from Wiktionary, Creative Commons Attribution/Share-Alike License
- v. Simple past tense and past participle of increase.
from the GNU version of the Collaborative International Dictionary of English
- adj. made greater in size or amount or degree. Opposite of
from WordNet 3.0 Copyright 2006 by Princeton University.
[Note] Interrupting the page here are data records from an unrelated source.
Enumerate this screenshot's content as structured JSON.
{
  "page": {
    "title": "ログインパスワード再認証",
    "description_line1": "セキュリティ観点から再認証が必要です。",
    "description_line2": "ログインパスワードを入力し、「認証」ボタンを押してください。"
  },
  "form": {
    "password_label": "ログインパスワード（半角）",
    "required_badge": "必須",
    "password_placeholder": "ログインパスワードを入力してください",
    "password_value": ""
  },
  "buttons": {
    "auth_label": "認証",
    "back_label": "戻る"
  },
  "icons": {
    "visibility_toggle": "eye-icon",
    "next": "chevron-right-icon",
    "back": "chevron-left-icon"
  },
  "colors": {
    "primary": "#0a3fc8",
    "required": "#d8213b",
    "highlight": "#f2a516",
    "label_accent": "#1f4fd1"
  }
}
All rights reserved.
- adj. made greater in size or amount or degree
Sorry, no etymologies found.
 It should be noted that an increased amount of consumption in the future does not necessarily compensate for a disturbance of the current balance of saving and spending, for an _increased proportion of future income_ will have to be spent in order to compensate.
_expand and open out from each other_, some bending round and terminating their action on the upper surface of the hemisphere, and others meeting, as it were, above in their progress outwards, uniting their forces to give an increased charge to the carrier ball, at an _increased distance_ from the source of power, and influencing each other so as to cause a second flexure in the contrary direction from the first one.
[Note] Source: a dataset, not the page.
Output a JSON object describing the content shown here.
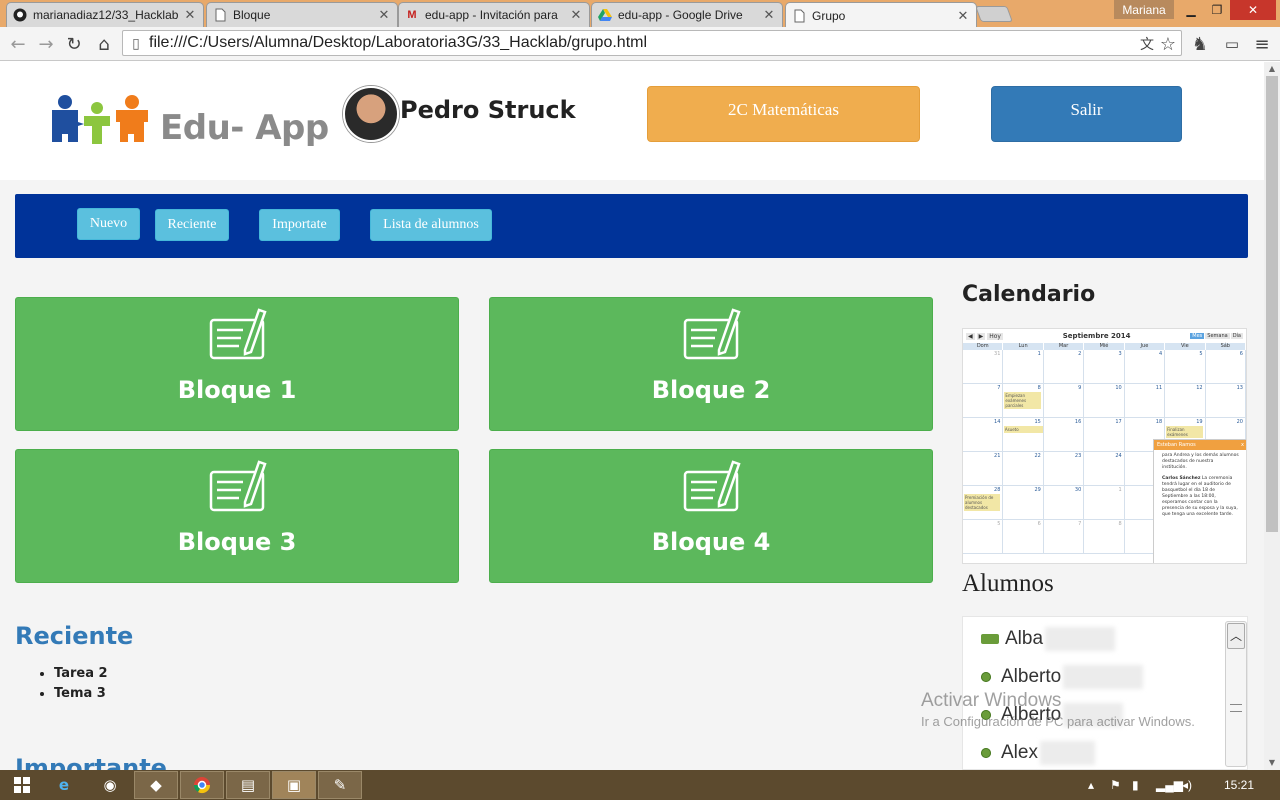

The Seattle student was sentenced to 26 years behind bars, and prosecutors want the term increased to life.
Normally I hated using abbreviations like “2nite,” but the slang increased my typing speed.
From 2008 to 2009, the label increased its organic cotton usage by 40 percent.
The title increased 7.1% year on year and 6.9% in the past six months to 30,769.
A convicted rapist who asked the Indiana Court of Appeals to shorten his 93-year prison sentence instead saw his term increased by 25 years.
A MAN who was sentenced to eight years and six months for abduction and two counts of rape had his term increased by the High Court.
Combinations using the term increased 41 percent year-over-year to reach
George W Bush and the Republicans in Congress during his term increased the federal deficit, so we have no right to criticize Obama.